_RECORDS TO PROCESS_.
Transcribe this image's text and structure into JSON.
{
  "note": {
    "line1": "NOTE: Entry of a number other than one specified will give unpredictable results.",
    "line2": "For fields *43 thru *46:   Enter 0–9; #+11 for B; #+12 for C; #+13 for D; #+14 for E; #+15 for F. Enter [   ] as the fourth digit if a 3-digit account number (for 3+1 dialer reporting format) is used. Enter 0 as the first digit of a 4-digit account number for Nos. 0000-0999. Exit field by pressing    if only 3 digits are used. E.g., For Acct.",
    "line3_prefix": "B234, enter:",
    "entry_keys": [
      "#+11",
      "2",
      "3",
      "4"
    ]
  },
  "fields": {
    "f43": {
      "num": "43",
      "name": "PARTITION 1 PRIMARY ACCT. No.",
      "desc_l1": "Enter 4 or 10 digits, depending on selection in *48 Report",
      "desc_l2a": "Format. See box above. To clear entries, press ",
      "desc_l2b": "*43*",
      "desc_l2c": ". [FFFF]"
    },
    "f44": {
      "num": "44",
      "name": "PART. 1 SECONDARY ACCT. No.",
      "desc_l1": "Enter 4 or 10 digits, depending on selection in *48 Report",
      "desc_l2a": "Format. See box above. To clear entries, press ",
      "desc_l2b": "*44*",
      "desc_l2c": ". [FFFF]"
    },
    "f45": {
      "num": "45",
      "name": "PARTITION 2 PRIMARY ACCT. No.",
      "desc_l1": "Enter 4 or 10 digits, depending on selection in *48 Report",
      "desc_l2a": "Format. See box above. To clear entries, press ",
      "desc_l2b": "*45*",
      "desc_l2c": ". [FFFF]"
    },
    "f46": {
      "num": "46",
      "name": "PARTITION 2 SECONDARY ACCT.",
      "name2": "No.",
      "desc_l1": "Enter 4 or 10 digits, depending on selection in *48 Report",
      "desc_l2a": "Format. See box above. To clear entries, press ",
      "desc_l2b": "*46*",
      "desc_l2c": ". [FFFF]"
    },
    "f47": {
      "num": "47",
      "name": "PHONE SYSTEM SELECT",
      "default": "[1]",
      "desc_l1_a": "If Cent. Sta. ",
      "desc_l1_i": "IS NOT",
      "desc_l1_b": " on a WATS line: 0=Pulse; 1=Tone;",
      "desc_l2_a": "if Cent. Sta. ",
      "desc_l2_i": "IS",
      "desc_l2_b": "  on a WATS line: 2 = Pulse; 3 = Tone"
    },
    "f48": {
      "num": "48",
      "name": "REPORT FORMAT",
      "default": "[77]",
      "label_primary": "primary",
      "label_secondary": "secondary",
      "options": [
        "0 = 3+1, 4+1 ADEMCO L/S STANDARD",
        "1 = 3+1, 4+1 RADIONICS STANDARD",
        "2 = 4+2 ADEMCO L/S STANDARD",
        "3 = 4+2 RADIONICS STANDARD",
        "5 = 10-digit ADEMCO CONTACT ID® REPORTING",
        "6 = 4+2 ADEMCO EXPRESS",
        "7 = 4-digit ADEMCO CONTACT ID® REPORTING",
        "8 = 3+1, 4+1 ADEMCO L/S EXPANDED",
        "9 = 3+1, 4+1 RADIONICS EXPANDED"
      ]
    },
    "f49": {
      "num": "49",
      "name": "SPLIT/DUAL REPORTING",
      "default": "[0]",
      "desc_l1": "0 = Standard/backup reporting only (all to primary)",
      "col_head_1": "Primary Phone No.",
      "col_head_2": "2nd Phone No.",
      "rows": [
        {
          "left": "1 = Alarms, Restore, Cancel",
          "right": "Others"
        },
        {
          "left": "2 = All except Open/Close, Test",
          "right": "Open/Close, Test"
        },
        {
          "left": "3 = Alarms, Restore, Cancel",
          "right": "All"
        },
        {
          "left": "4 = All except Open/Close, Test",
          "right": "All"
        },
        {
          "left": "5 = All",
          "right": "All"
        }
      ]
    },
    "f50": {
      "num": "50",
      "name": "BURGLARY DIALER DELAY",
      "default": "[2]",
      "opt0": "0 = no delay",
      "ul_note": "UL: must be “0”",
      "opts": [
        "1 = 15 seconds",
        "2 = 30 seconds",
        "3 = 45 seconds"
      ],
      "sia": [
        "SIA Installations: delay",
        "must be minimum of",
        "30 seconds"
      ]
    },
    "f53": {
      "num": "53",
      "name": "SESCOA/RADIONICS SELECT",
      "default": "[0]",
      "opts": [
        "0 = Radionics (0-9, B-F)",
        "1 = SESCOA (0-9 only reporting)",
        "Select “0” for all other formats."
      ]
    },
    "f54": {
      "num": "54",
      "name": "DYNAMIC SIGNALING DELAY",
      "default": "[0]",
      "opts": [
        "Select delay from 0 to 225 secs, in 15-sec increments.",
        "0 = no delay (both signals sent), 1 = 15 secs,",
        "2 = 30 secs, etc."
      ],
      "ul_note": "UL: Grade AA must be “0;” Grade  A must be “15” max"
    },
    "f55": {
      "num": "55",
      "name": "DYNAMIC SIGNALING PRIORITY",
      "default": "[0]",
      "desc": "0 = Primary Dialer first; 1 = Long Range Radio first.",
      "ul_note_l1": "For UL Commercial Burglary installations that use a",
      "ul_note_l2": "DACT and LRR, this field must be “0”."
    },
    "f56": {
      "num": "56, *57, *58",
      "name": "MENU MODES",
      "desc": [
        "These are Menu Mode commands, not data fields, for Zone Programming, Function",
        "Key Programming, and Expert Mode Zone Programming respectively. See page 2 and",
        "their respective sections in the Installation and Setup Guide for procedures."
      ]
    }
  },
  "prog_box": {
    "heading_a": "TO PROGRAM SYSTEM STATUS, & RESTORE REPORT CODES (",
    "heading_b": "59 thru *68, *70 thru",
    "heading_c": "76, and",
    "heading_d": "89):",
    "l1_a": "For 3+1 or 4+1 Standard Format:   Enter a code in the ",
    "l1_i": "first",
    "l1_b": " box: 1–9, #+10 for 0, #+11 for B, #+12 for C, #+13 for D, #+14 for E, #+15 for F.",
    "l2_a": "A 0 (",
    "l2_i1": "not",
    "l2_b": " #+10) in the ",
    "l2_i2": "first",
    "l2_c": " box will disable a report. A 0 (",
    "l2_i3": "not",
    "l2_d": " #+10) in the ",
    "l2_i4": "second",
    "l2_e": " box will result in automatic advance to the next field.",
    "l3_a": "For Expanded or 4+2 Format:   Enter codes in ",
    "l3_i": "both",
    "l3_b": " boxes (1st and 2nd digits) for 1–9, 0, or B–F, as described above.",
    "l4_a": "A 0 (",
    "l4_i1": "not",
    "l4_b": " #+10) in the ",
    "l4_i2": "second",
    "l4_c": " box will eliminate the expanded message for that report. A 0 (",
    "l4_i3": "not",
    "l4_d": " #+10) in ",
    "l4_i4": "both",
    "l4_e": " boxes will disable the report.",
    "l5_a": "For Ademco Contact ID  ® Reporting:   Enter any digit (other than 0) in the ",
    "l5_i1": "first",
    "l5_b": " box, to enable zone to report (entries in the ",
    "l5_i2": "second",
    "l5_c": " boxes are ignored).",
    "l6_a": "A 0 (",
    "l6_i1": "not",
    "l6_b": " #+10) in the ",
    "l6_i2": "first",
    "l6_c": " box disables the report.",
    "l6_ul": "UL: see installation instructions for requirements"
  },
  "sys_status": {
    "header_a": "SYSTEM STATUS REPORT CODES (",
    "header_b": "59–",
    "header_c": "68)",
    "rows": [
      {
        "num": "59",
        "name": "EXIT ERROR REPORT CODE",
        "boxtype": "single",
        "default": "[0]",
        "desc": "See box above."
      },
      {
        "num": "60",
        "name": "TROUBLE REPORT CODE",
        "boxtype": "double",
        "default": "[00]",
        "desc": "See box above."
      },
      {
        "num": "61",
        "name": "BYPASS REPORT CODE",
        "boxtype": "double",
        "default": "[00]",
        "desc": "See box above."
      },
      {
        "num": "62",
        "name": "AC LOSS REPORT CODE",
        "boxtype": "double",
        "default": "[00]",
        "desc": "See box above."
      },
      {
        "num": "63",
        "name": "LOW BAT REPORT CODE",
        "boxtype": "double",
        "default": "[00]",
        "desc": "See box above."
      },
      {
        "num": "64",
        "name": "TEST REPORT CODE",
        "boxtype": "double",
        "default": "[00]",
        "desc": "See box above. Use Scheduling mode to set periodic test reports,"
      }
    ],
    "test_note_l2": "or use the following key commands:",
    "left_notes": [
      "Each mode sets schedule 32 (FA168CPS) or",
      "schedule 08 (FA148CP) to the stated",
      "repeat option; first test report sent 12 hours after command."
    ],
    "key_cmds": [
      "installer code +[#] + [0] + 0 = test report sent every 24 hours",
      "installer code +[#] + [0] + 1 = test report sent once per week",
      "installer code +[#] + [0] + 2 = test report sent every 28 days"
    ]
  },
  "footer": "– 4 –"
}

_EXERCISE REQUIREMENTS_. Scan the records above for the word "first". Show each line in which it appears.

_EXERCISE OUTPUT_.
    "line2": "For fields *43 thru *46:   Enter 0–9; #+11 for B; #+12 for C; #+13 for D; #+14 for E; #+15 for F. Enter [   ] as the fourth digit if a 3-digit account number (for 3+1 dialer reporting format) is used. Enter 0 as the first digit of a 4-digit account number for Nos. 0000-0999. Exit field by pressing    if only 3 digits are used. E.g., For Acct.",
      "desc": "0 = Primary Dialer first; 1 = Long Range Radio first.",
    "l1_i": "first",
    "l2_i2": "first",
    "l5_i1": "first",
    "l6_i2": "first",
      "repeat option; first test report sent 12 hours after command."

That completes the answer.